Part 1 of a 2-part series. Join me for Part 2 on global future trends in entrepreneurship next week …
What will entrepreneurship look like, from now into the future?–Not like a white guy from an ivy league school working out of a garage in Silicon Valley.
Imagine the opposite.
What Is an Entrepreneur?
What is an entrepreneur? Skees Foundation partner IDEA4Africa literally wrote the book on that question: It’s someone who utilizes problem-solving to create an opportunity, solution, or value, and then moves their idea into action.
Entrepreneurs can be anyone willing to embrace problems as opportunities, anyone who chooses to create economic or social value.
IDEA4Africa’s open-source curriculum, which trains high-school students to start businesses, has been used in Ghana, Liberia, Rwanda, Tanzania, and Uganda. IDEA4Africa has permanent staff in three of those countries and hopes soon to launch in Burundi. Incorporating feedback from over 10,000 students they’ve trained so far, and managed by young local country directors, IDEA4Africa is now expanding its reach through a new school-cluster model (see below).
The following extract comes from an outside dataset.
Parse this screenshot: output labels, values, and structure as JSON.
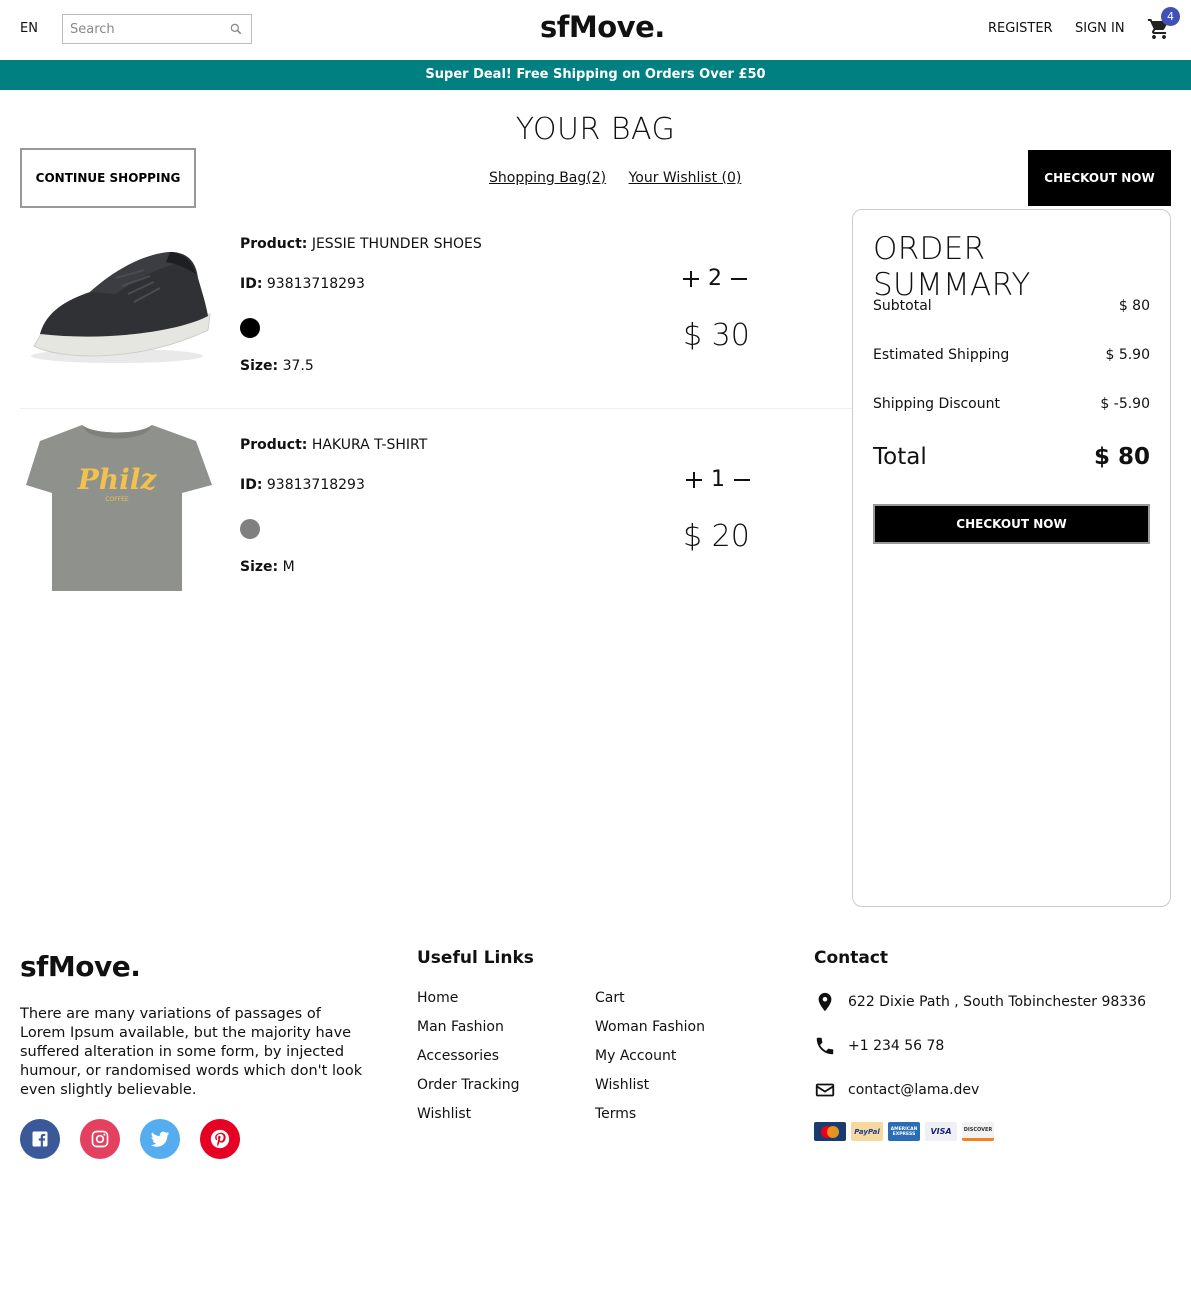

Meanwhile, they’re overhauling their entrepreneur-training curriculum to reflect radical, rapid, global changes, such as the following major trends.
The Face of the Future Entrepreneur
The founder of IDEA4Africa, American college president (Wheaton College in Norton, Massachusetts) Dr. Dennis Hanno, believes that now and in the future, the leadership we will see in entrepreneurship will be diverse global youth.
“Our students today are so much more sophisticated” than in the past, showing up digitally-savvy and full of ideas. Dennis is convinced that youth from the African continent and beyond, even those from rural and underserved areas, will apply “solutions designing” (solving needs, shortages, and problems–such as the lack of clean water or transportation of goods to market) more radically localized–and pertinent.
Young leaders will emerge from and then stay to serve their home communities. Because of the broader reach of technology, their coworkers can be based anywhere, and the components they need for their startup can transport from anywhere, entrepreneurs no longer need to seek out highrises in large cities.
Entrepreneurs don’t need to be from, or in, a place of privilege.
Today’s entrepreneurs intrinsically seek benefits to society in addition to financial gain. Because new ventures are created by local leaders, they will target real, current, and relevant community needs.
Today, entrepreneurs don’t need to be from, or in, a place of privilege.
Training Leaders with Limited Resources
This trend applies to IDEA4Africa as the American founder steps back and young country directors take over in developing curricula and delivering it to high schools across an increasingly larger swath of the continent.
Marvin Tarawally, Liberia country director, recent MBA graduate from the University of Oxford, England, and himself a serial social entrepreneur at age twenty-eight, wants “to prepare every high-school student to be a productive citizen.” How?
- Elevate them from a “broken” system without books, libraries, or computers where 70 percent perform far below their grade level, to individualized education plans that build knowledge and skills into full proficiency.
- Prepare them to enter a workforce with employable analytical and vocational skills in a region where, in Liberia at least, only 10 percent will matriculate to college, leaving that other 90 competing for jobs amidst 50 percent youth unemployment.
- Train them to look for market gaps and social problems with an eye to solutions, to sketch and test ideas, transform them into pitches and business plans, and to raise funds to start their own companies.
Loop Schools create clusters of ten high schools to share resources and scale quickly.
IDEA4Africa is currently piloting a program called Loop Academies, wherein a cluster of ten high schools near each other share computer, science, and library materials.
They’ve launched with twenty-seven students who will help shape the system as it quickly expands to reach thousands.
“Five hundred thousand students graduate in this broken system every year in Liberia,” laments Marvin, “We want to serve all of them and far more in other countries.” The cluster model enables schools and students to access more resources; in addition, Idea4Africa shares ALL curricula materials, open-source, on their website.
“The school-in-a-box model makes it easily and quickly scalable,” notes Dennis.
If you can’t find a job, says Marvin, then invent one. “It’s tremendously empowering for a young person to be able to solve real problems they face every day in their communities,” from solar power to trash collection to crop-management apps.
“This is entrepreneurship FOR and BY Africans,” he muses. “However, funding is very limited, so your idea had better work.”
He believes young leaders need role models that look like them … not some white guy in a black turtleneck in a rich country thousands of miles away. And I say, Marvin–look in the mirror–because your students now look to you.
Photographs courtesy of Idea4Africa, Loop Academies, and Marvin Tarawally.